Donate locally, save a life

New York Blood Center Declares Emergency




Just two weeks ago, on Thursday, April 25, the New York Blood Center declared a blood emergency as the number of donors across the tri-state area have dramatically dipped below average, with new data from the center showing numbers at 185,856, down from 270,501 in 2010, a 31-percent decline. Numbers dropped nearly 18,000 alone between 2018 and 2019.

Andrea Cefarelli, senior executive director of donor recruitment and marketing at New York Blood Center noted, “Fewer people are giving blood every year for the past 10 years.” While the number of donations has decreased, the need is consistent. Nearly 2000 patients a day in New York and New Jersey rely on red blood cell donations: cancer patients; accident, burn, or trauma victims; newborns and their mothers; transplant recipients; surgery patients; chronically transfused patients with sickle cell disease or thalassemia; and others. On average, one in seven hospital admissions require blood transfusions, as supplies have to be continually replenished since platelets have a shelf life of only five days.
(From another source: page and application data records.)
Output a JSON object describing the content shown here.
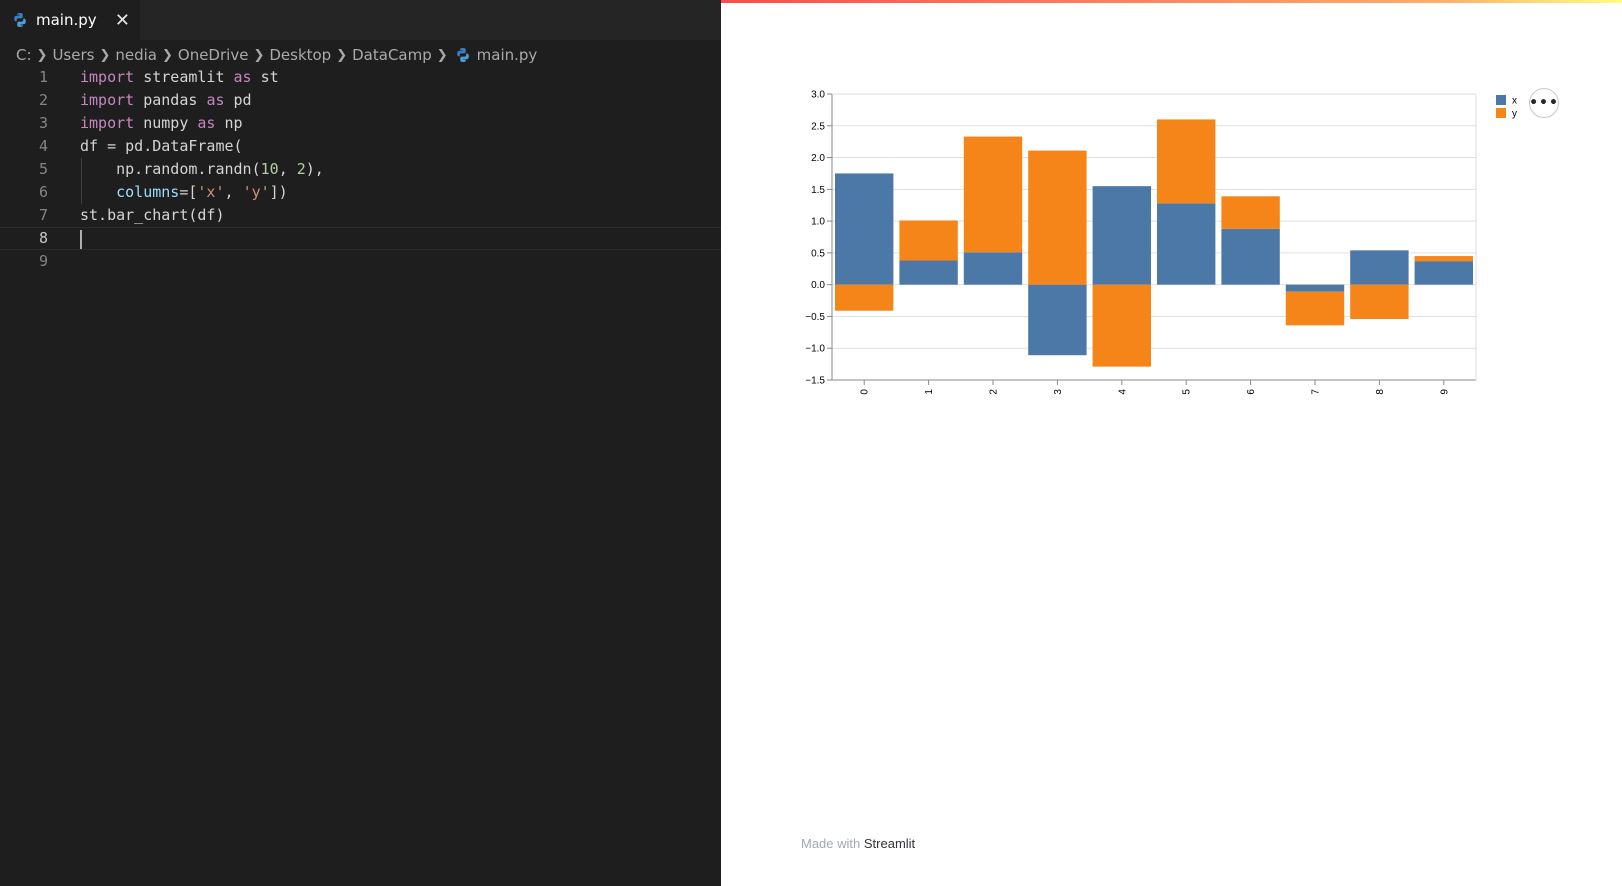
{
  "editor": {
    "tab": {
      "label": "main.py",
      "close": "✕"
    },
    "breadcrumb": [
      "C:",
      "Users",
      "nedia",
      "OneDrive",
      "Desktop",
      "DataCamp",
      "main.py"
    ],
    "lines": [
      {
        "n": "1",
        "code": "import streamlit as st"
      },
      {
        "n": "2",
        "code": "import pandas as pd"
      },
      {
        "n": "3",
        "code": "import numpy as np"
      },
      {
        "n": "4",
        "code": "df = pd.DataFrame("
      },
      {
        "n": "5",
        "code": "    np.random.randn(10, 2),"
      },
      {
        "n": "6",
        "code": "    columns=['x', 'y'])"
      },
      {
        "n": "7",
        "code": "st.bar_chart(df)"
      },
      {
        "n": "8",
        "code": ""
      },
      {
        "n": "9",
        "code": ""
      }
    ],
    "current_line": "8"
  },
  "app": {
    "menu_button": "•••",
    "footer": {
      "prefix": "Made with ",
      "brand": "Streamlit"
    }
  },
  "chart_data": {
    "type": "bar",
    "stacked": true,
    "categories": [
      "0",
      "1",
      "2",
      "3",
      "4",
      "5",
      "6",
      "7",
      "8",
      "9"
    ],
    "series": [
      {
        "name": "x",
        "color": "#4c78a8",
        "values": [
          1.75,
          0.38,
          0.51,
          -1.11,
          1.55,
          1.28,
          0.88,
          -0.11,
          0.54,
          0.37
        ]
      },
      {
        "name": "y",
        "color": "#f58518",
        "values": [
          -0.41,
          0.63,
          1.82,
          2.11,
          -1.29,
          1.32,
          0.51,
          -0.53,
          -0.54,
          0.08
        ]
      }
    ],
    "ylim": [
      -1.5,
      3.0
    ],
    "yticks": [
      "3.0",
      "2.5",
      "2.0",
      "1.5",
      "1.0",
      "0.5",
      "0.0",
      "−0.5",
      "−1.0",
      "−1.5"
    ],
    "ytick_values": [
      3.0,
      2.5,
      2.0,
      1.5,
      1.0,
      0.5,
      0.0,
      -0.5,
      -1.0,
      -1.5
    ],
    "grid": true,
    "legend": "top-right",
    "title": "",
    "xlabel": "",
    "ylabel": ""
  }
}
Cefarelli continued, “School breaks in April were especially low, with Easter and Passover impacting donor turnout. We had exactly what we needed, but were well below.”

NYBC, an “independent, community-based, nonprofit blood center” holds 500 blood drives a month, 6000 throughout the year, across Long Island, New York City, New Jersey, and the Hudson Valley. Types O-negative and B-negative seem to always be in short supply so those with matching types are encouraged to give back. O-negative blood type is a “universal donor” and capable of being used in emergencies.

“There’s a huge shortage. One pint of blood saves a life, so we encourage everyone to go out and participate, here or closer to their home,” said Linda Sweeney, vice president of Eastern Long Island Hospital. ELIH makes a point to host two drives a year, with one a few days away.

Upcoming NYBC drives on the East End include Thursday, May 9, from 8:15 AM to 5:15 PM at Eastern Long Island Hospital in Greenport; Saturday, May 11, from 9 AM to 3 PM at the Hampton Bays Fire Department; Tuesday, May 14, from 7:45 AM to 1:45 PM at Greenport High School; May 18 from 10 AM to 4 PM at Rogers Memorial Library in Southampton; May 22 from 2:15 PM to 8:15 PM at Southold Fire Department; and May 29 from 8 AM to 2 PM at Pierson Middle/High School in Sag Harbor and 1 PM to 7 PM at Hampton Bays Public Library.

Stay up-to-date on drives near you by visiting www.nybloodcenter.org.

nicole@indyeastend.com